Along the way, Griffin will meet up with a young girl who can shoot arrows. You can direct either Birly or the girl to go to a certain area or interact with something specific, but it’s not always clear where or when this will work. Often times I found myself spamming the button around the objects I knew one of my partners needed to interact with, just in the hopes the icon would pop up. Even then, it’s not always a guarantee they will actually go there or do the action when prompted.


Having companions help you with puzzles is a great idea… when they actually do it.

Most of the puzzles are fairly easy to figure out. Nearly all of them involve you and one of your companions activating some switches or pulling some levers in order to progress. However, there are a few that had me scratching my head for a moment, playing around with things until it clicked and made sense.
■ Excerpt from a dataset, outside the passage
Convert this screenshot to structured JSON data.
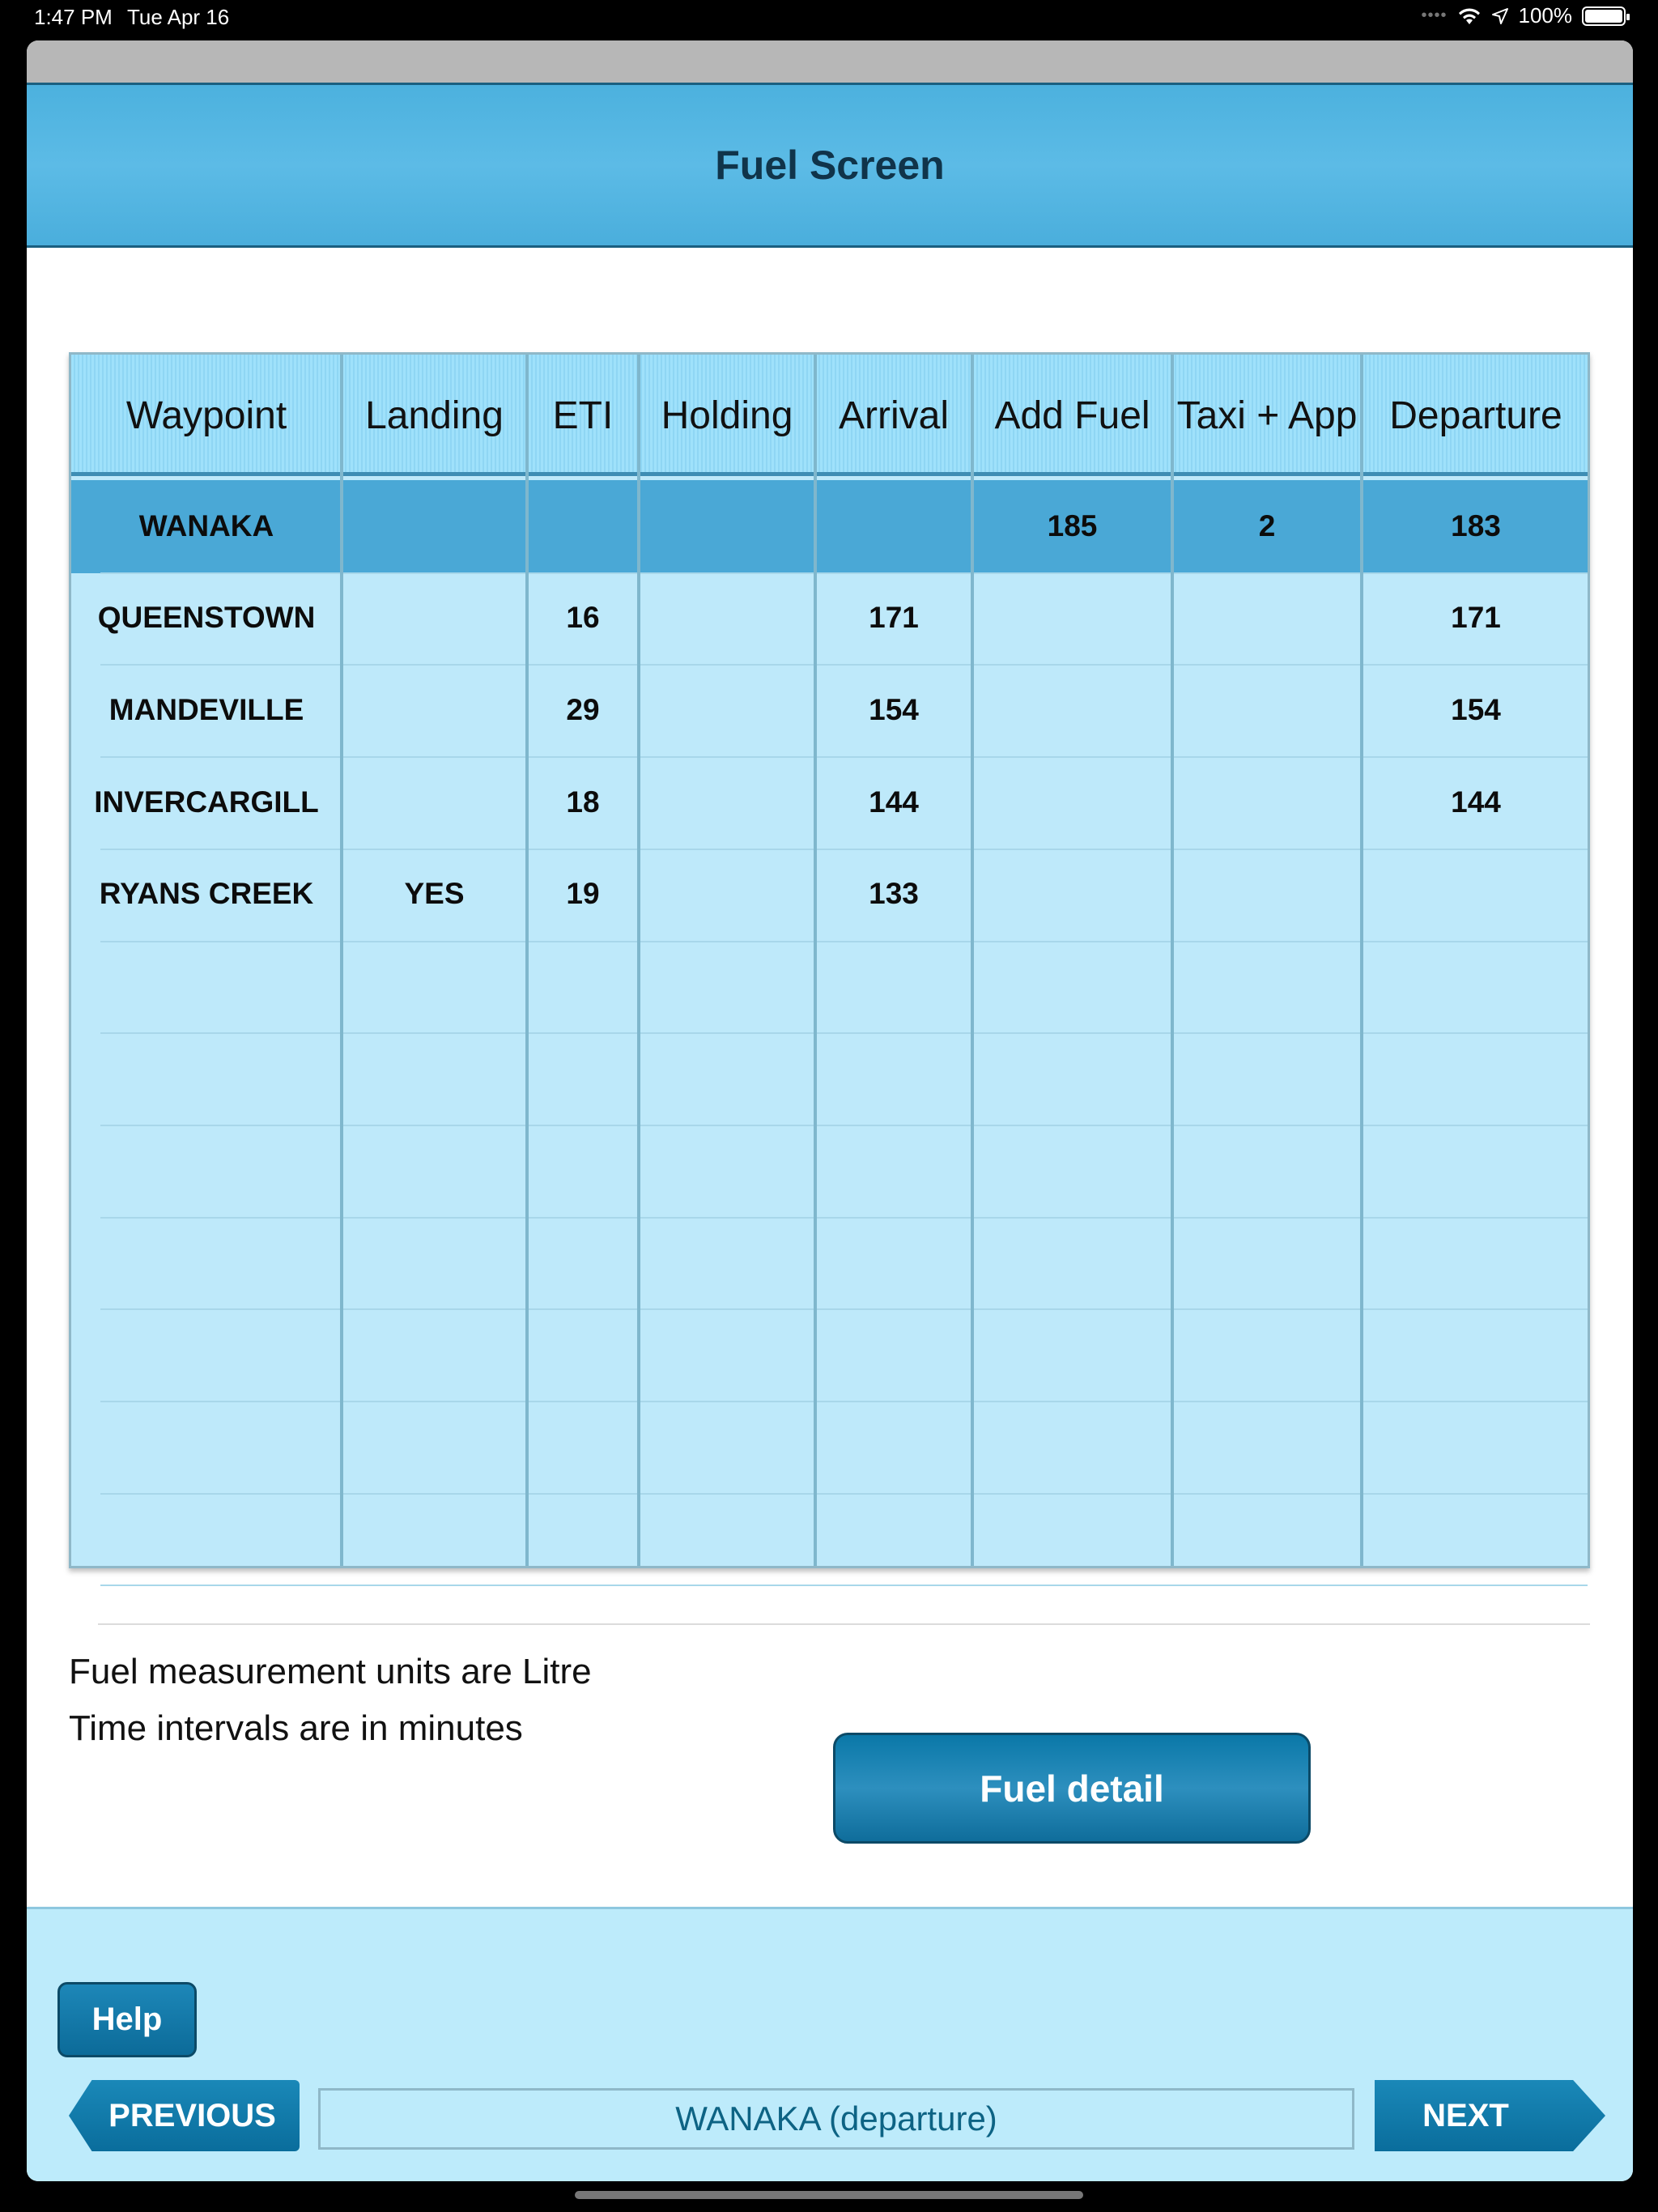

None of the solutions to the puzzles were too abstract to figure out without a walkthrough, which I always appreciate.

Visually, Daydream: Forgotten Sorrow can be hit or miss. Some of the environments are very simplistic or overly dark, while others are wonderfully creative and fantastical. The character models are clean and slightly cartoonish, a fitting style for this type of game. That said, the character animations themselves are stiff, and there isn’t a ton of enemy variety. Also, the game is hampered by bugs, pop-ins, and framerate dips for some bizarre reason. The sound design fares better. Its soundtrack does fit the overall tone of the game well, even if it’s not terribly memorable.


There are some truly beautiful moments in here.

Daydream: Forgotten Sorrow is a game I wanted to love, but its poignant ending wasn’t enough to fully sway me. Unfortunately, it just has too many issues with its gameplay to make it an enjoyable experience. It has some great ideas, but ultimately, it stumbles because it can’t decide what kind of a game it wants to be. Diehard fans of the genre might be able to overlook its frustrating controls, but most will get too annoyed to enjoy it. Daydream: Forgotten Sorrow is more of a nightmare than a dream.


Graphics: 6.5

While it does have some beautiful cutscenes and level designs, the character animations are incredibly stiff, and it suffers from bugs, pop-ins, and framerate drops.

Gameplay: 3.0

The controls are beyond aggravating. Jumping feels incredibly floaty, grabbing things often doesn’t register, and even simply moving your character can be frustrating.

Sound: 7.0

The soundtrack fits the tone of the game well, even if it is fairly basic.

Fun Factor: 6.0

There are some interesting ideas in here, but it doesn’t quite go strange or dark enough to make it stand out. I will admit that the ending(s) will definitely stick with you after it’s over, though.

Final Verdict: 5.5

Daydream: Forgotten Sorrow is available now on PC, PS4, PS5, Xbox One, Xbox Series X|S, Nintendo Switch.

Reviewed on PC with an i7-9700k, RTX 2070, and 16gb of RAM.

A copy of Daydream: Forgotten Sorrow was provided by the publisher.